- About this exercise -
Scan the entries that follow for the word "icon", then report every line in which it appears.

Dataset excerpts Start Marker

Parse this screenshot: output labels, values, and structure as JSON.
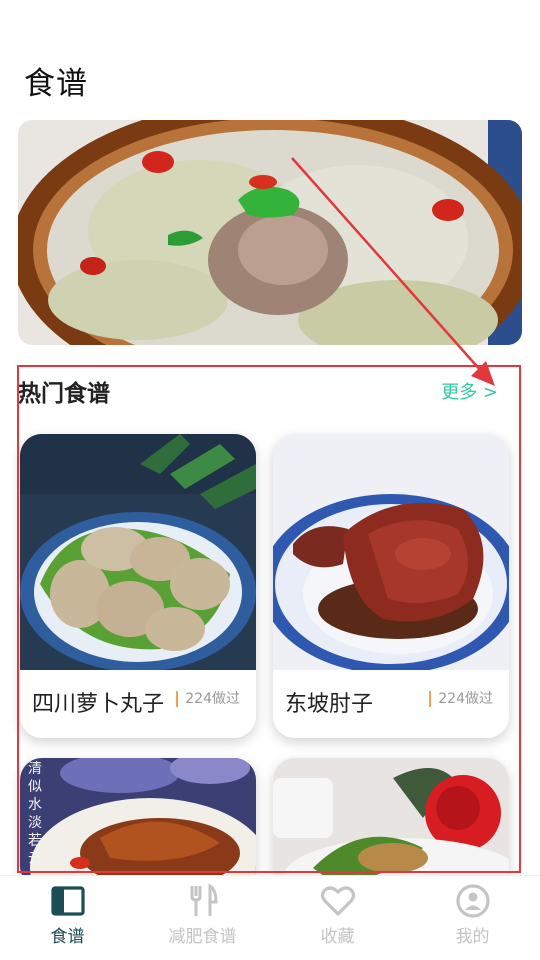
{
  "header": {
    "title": "食谱"
  },
  "hot_section": {
    "title": "热门食谱",
    "more_label": "更多 >"
  },
  "recipes": [
    {
      "name": "四川萝卜丸子",
      "count": "224做过"
    },
    {
      "name": "东坡肘子",
      "count": "224做过"
    },
    {
      "name": "",
      "count": ""
    },
    {
      "name": "",
      "count": ""
    }
  ],
  "card3_overlay": [
    "清",
    "似",
    "水",
    "淡",
    "若",
    "云"
  ],
  "tabbar": {
    "tabs": [
      {
        "label": "食谱",
        "icon": "recipe-book-icon",
        "active": true
      },
      {
        "label": "减肥食谱",
        "icon": "fork-knife-icon",
        "active": false
      },
      {
        "label": "收藏",
        "icon": "heart-icon",
        "active": false
      },
      {
        "label": "我的",
        "icon": "profile-icon",
        "active": false
      }
    ]
  },
  "colors": {
    "accent": "#2fcba0",
    "active_tab": "#1d4e57",
    "inactive_tab": "#c4c4c4",
    "annotation": "#e0383e",
    "count_bar": "#f0a05a"
  }
}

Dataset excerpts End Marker

- Response to the exercise -
        "icon": "recipe-book-icon",
        "icon": "fork-knife-icon",
        "icon": "heart-icon",
        "icon": "profile-icon",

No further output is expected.